Entries from a dataset of interfaces
Start of Block

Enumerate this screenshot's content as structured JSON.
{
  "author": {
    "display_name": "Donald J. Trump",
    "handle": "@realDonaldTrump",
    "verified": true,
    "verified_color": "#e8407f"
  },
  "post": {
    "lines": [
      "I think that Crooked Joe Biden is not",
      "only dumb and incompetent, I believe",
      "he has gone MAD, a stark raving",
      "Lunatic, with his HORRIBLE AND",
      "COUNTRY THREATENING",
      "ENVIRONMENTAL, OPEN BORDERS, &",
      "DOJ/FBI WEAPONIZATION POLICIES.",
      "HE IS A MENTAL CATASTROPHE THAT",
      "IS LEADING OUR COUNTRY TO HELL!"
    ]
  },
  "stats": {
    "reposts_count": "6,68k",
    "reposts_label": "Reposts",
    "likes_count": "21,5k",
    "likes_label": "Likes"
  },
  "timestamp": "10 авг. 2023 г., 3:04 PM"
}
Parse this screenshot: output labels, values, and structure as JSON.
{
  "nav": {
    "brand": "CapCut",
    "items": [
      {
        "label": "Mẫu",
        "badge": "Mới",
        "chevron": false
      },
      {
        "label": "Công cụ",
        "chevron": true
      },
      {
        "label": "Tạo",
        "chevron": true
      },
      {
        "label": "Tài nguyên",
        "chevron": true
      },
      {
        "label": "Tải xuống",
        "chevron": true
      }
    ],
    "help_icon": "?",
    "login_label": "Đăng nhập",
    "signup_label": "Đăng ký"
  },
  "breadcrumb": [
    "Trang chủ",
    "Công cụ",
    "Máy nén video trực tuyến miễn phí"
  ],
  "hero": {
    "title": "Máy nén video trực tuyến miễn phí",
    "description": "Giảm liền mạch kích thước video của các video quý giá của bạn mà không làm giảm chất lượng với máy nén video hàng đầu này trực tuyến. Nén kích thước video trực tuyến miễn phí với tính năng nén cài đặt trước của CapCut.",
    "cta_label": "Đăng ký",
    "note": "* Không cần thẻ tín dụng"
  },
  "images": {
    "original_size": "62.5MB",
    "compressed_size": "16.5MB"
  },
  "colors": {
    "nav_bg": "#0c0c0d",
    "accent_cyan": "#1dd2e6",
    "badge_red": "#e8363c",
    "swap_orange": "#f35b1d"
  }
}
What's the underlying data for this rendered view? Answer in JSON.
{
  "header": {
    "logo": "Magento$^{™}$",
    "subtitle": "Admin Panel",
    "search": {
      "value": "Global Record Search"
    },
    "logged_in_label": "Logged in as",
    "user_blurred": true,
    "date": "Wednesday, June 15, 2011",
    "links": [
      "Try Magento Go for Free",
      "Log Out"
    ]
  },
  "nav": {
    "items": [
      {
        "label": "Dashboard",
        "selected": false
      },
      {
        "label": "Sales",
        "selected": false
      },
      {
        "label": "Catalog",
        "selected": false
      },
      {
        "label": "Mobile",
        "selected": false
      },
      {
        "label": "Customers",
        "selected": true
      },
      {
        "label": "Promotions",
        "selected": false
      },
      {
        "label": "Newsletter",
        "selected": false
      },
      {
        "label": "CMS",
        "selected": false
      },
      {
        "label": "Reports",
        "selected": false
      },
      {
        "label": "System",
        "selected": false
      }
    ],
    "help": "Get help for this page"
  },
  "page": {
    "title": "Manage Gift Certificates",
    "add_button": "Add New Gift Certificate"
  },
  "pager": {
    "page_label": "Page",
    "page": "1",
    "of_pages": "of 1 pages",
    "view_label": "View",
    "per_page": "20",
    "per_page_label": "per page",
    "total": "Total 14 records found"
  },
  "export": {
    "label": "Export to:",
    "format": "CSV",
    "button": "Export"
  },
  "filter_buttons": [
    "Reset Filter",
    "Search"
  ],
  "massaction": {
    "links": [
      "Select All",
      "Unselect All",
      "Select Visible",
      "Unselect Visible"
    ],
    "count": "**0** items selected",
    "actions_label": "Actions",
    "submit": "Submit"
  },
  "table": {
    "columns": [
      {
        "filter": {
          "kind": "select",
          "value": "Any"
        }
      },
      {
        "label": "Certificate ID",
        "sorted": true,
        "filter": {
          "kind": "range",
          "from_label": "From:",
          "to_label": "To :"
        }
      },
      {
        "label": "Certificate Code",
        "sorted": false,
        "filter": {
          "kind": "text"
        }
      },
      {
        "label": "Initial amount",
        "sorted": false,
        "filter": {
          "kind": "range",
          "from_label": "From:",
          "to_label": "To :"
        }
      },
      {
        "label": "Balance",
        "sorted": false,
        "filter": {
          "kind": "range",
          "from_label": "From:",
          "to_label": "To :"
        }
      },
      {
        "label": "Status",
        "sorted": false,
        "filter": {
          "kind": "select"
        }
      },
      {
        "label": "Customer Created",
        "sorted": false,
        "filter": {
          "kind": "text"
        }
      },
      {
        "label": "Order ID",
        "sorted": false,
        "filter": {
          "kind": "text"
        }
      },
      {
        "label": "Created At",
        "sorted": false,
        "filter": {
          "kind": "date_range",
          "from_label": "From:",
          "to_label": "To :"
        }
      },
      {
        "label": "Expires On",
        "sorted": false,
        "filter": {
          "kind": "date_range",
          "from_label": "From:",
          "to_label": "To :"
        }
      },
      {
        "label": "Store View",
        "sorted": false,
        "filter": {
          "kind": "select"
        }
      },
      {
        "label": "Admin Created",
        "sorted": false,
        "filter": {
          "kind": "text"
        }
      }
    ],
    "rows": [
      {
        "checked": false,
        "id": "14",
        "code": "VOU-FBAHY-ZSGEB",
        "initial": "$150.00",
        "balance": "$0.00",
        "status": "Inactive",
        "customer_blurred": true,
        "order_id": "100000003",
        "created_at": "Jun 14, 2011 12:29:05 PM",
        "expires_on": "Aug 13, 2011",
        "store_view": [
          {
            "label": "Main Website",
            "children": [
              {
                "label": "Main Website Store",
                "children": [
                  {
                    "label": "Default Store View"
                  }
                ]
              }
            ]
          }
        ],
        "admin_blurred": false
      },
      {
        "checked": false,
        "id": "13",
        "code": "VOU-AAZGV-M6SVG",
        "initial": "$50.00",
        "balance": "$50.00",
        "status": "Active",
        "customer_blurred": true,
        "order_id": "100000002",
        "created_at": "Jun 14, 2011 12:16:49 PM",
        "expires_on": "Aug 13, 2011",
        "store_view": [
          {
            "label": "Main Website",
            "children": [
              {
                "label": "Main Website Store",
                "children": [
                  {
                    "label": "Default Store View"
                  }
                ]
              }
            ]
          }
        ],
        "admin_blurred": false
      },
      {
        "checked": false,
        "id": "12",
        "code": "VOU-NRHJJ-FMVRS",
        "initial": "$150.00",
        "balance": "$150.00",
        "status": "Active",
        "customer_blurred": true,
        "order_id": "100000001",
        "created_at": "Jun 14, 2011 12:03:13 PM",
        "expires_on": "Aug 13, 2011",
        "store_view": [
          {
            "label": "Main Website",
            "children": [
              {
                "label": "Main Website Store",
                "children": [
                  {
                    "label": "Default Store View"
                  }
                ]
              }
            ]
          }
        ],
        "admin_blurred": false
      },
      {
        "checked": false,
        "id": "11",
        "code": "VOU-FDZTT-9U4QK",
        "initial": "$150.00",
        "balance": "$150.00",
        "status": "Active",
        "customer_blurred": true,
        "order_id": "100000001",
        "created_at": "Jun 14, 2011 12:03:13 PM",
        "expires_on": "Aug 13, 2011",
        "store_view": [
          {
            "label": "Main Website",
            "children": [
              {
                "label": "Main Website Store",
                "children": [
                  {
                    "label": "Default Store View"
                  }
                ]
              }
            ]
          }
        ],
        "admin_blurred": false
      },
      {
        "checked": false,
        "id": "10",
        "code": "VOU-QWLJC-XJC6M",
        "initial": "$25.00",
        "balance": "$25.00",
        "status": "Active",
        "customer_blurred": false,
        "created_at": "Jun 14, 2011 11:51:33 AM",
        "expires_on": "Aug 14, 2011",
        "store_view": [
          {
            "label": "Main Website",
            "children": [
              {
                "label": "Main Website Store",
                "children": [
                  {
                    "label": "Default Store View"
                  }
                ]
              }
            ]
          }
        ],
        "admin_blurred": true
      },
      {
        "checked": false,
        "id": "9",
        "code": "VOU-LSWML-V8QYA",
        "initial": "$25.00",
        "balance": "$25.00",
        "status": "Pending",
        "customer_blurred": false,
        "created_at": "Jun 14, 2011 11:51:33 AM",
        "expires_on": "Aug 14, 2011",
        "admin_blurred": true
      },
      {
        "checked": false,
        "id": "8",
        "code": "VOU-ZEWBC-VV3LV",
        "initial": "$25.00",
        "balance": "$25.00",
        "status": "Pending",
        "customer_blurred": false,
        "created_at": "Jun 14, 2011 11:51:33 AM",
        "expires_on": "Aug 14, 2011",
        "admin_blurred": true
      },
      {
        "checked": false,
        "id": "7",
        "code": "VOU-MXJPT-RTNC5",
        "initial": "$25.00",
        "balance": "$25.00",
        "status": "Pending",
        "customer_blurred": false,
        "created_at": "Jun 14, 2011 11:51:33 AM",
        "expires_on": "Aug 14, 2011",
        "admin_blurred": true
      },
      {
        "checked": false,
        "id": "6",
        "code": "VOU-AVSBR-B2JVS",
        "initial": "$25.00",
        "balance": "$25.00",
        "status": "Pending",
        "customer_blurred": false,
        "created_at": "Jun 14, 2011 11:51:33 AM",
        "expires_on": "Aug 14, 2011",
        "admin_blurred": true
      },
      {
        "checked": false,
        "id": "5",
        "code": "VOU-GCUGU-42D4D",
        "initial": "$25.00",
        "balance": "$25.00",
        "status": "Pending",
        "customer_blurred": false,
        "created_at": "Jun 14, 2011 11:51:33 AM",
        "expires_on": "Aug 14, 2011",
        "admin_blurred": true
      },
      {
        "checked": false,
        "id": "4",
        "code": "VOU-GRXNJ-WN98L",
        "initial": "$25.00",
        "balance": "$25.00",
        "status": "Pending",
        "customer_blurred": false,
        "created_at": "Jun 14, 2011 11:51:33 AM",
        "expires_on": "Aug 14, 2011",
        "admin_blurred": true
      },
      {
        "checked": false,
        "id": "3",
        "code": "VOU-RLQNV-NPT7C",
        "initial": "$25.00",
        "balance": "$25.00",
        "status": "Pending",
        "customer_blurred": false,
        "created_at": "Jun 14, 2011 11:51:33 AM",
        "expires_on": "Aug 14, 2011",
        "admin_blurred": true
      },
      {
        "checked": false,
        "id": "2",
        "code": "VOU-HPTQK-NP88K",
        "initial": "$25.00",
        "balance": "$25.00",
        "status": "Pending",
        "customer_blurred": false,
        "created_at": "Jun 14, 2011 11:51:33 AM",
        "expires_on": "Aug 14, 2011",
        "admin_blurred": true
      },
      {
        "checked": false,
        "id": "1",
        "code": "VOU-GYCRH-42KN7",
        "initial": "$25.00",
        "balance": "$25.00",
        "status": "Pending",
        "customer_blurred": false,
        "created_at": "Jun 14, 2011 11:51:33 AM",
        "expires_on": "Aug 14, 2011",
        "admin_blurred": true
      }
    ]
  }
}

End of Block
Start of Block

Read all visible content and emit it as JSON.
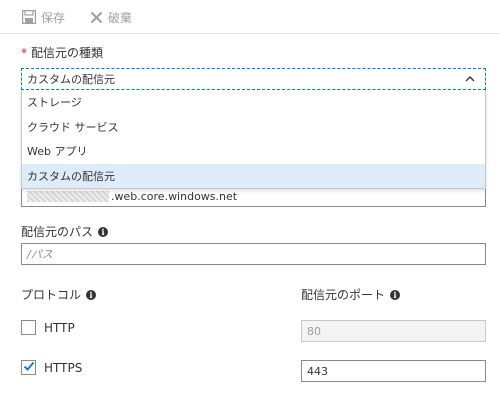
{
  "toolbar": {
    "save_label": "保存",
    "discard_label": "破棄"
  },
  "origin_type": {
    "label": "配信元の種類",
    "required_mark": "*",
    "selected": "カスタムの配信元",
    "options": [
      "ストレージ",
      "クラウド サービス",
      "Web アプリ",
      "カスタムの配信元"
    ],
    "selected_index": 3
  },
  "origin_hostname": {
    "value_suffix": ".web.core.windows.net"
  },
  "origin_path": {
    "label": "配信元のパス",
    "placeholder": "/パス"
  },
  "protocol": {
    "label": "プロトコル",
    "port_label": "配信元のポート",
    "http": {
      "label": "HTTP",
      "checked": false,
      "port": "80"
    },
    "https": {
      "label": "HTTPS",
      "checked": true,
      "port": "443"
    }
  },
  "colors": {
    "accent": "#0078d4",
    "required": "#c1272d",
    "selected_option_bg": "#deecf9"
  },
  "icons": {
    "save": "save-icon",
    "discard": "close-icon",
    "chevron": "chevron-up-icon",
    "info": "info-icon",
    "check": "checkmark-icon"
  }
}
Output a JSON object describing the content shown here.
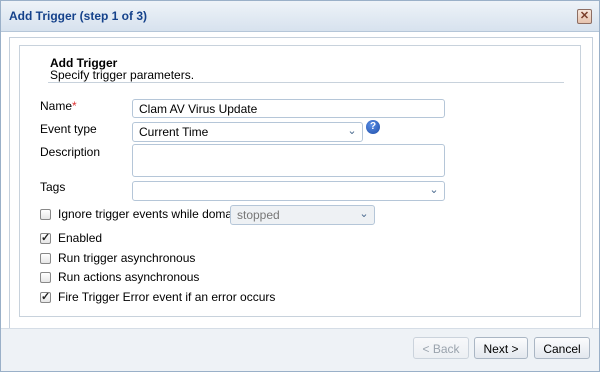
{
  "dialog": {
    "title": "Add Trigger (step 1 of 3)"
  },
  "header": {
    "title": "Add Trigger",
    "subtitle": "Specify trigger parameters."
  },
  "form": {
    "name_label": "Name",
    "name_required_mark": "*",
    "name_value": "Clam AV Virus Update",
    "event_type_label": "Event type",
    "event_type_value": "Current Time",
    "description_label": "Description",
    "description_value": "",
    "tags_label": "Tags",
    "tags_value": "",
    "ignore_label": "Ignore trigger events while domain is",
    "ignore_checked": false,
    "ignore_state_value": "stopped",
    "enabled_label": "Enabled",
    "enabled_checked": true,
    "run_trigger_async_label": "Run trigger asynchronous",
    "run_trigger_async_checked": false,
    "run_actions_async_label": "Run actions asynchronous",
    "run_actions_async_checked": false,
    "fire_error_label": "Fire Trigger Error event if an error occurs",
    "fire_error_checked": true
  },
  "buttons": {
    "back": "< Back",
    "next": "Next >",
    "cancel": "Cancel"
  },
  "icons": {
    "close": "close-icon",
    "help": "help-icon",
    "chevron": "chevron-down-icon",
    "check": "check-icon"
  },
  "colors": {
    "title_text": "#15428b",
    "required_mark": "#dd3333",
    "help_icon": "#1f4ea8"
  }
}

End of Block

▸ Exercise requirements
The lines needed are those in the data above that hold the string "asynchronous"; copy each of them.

▸ Reply to the task
    "run_trigger_async_label": "Run trigger asynchronous",
    "run_actions_async_label": "Run actions asynchronous",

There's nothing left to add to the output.